:: EXCERPTED RECORDS ::
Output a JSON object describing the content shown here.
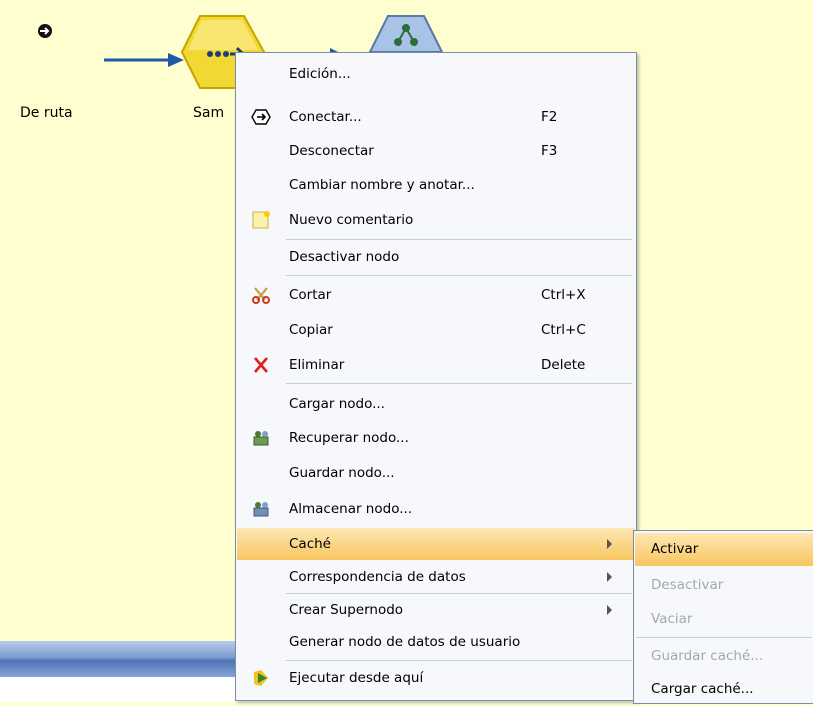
{
  "canvas": {
    "nodes": [
      {
        "label": "De ruta"
      },
      {
        "label": "Sam"
      }
    ]
  },
  "context_menu": {
    "items": [
      {
        "label": "Edición...",
        "shortcut": "",
        "icon": ""
      },
      {
        "label": "Conectar...",
        "shortcut": "F2",
        "icon": "connect-icon"
      },
      {
        "label": "Desconectar",
        "shortcut": "F3",
        "icon": ""
      },
      {
        "label": "Cambiar nombre y anotar...",
        "shortcut": "",
        "icon": ""
      },
      {
        "label": "Nuevo comentario",
        "shortcut": "",
        "icon": "comment-icon"
      },
      {
        "label": "Desactivar nodo",
        "shortcut": "",
        "icon": ""
      },
      {
        "label": "Cortar",
        "shortcut": "Ctrl+X",
        "icon": "scissors-icon"
      },
      {
        "label": "Copiar",
        "shortcut": "Ctrl+C",
        "icon": ""
      },
      {
        "label": "Eliminar",
        "shortcut": "Delete",
        "icon": "delete-icon"
      },
      {
        "label": "Cargar nodo...",
        "shortcut": "",
        "icon": ""
      },
      {
        "label": "Recuperar nodo...",
        "shortcut": "",
        "icon": "retrieve-node-icon"
      },
      {
        "label": "Guardar nodo...",
        "shortcut": "",
        "icon": ""
      },
      {
        "label": "Almacenar nodo...",
        "shortcut": "",
        "icon": "store-node-icon"
      },
      {
        "label": "Caché",
        "shortcut": "",
        "icon": "",
        "submenu": true,
        "highlighted": true
      },
      {
        "label": "Correspondencia de datos",
        "shortcut": "",
        "icon": "",
        "submenu": true
      },
      {
        "label": "Crear Supernodo",
        "shortcut": "",
        "icon": "",
        "submenu": true
      },
      {
        "label": "Generar nodo de datos de usuario",
        "shortcut": "",
        "icon": ""
      },
      {
        "label": "Ejecutar desde aquí",
        "shortcut": "",
        "icon": "run-icon"
      }
    ]
  },
  "cache_submenu": {
    "items": [
      {
        "label": "Activar",
        "enabled": true,
        "highlighted": true
      },
      {
        "label": "Desactivar",
        "enabled": false
      },
      {
        "label": "Vaciar",
        "enabled": false
      },
      {
        "label": "Guardar caché...",
        "enabled": false
      },
      {
        "label": "Cargar caché...",
        "enabled": true
      }
    ]
  },
  "colors": {
    "canvas_bg": "#fefecf",
    "menu_bg": "#f6f8fc",
    "highlight": "#f8c660",
    "flow_arrow": "#1f5aa6"
  }
}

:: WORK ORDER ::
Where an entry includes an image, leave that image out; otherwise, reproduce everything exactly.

:: RESULT OF THE TASK ::
Output a JSON object describing the content shown here.
{
  "canvas": {
    "nodes": [
      {
        "label": "De ruta"
      },
      {
        "label": "Sam"
      }
    ]
  },
  "context_menu": {
    "items": [
      {
        "label": "Edición...",
        "shortcut": "",
        "icon": ""
      },
      {
        "label": "Conectar...",
        "shortcut": "F2",
        "icon": "connect-icon"
      },
      {
        "label": "Desconectar",
        "shortcut": "F3",
        "icon": ""
      },
      {
        "label": "Cambiar nombre y anotar...",
        "shortcut": "",
        "icon": ""
      },
      {
        "label": "Nuevo comentario",
        "shortcut": "",
        "icon": "comment-icon"
      },
      {
        "label": "Desactivar nodo",
        "shortcut": "",
        "icon": ""
      },
      {
        "label": "Cortar",
        "shortcut": "Ctrl+X",
        "icon": "scissors-icon"
      },
      {
        "label": "Copiar",
        "shortcut": "Ctrl+C",
        "icon": ""
      },
      {
        "label": "Eliminar",
        "shortcut": "Delete",
        "icon": "delete-icon"
      },
      {
        "label": "Cargar nodo...",
        "shortcut": "",
        "icon": ""
      },
      {
        "label": "Recuperar nodo...",
        "shortcut": "",
        "icon": "retrieve-node-icon"
      },
      {
        "label": "Guardar nodo...",
        "shortcut": "",
        "icon": ""
      },
      {
        "label": "Almacenar nodo...",
        "shortcut": "",
        "icon": "store-node-icon"
      },
      {
        "label": "Caché",
        "shortcut": "",
        "icon": "",
        "submenu": true,
        "highlighted": true
      },
      {
        "label": "Correspondencia de datos",
        "shortcut": "",
        "icon": "",
        "submenu": true
      },
      {
        "label": "Crear Supernodo",
        "shortcut": "",
        "icon": "",
        "submenu": true
      },
      {
        "label": "Generar nodo de datos de usuario",
        "shortcut": "",
        "icon": ""
      },
      {
        "label": "Ejecutar desde aquí",
        "shortcut": "",
        "icon": "run-icon"
      }
    ]
  },
  "cache_submenu": {
    "items": [
      {
        "label": "Activar",
        "enabled": true,
        "highlighted": true
      },
      {
        "label": "Desactivar",
        "enabled": false
      },
      {
        "label": "Vaciar",
        "enabled": false
      },
      {
        "label": "Guardar caché...",
        "enabled": false
      },
      {
        "label": "Cargar caché...",
        "enabled": true
      }
    ]
  },
  "colors": {
    "canvas_bg": "#fefecf",
    "menu_bg": "#f6f8fc",
    "highlight": "#f8c660",
    "flow_arrow": "#1f5aa6"
  }
}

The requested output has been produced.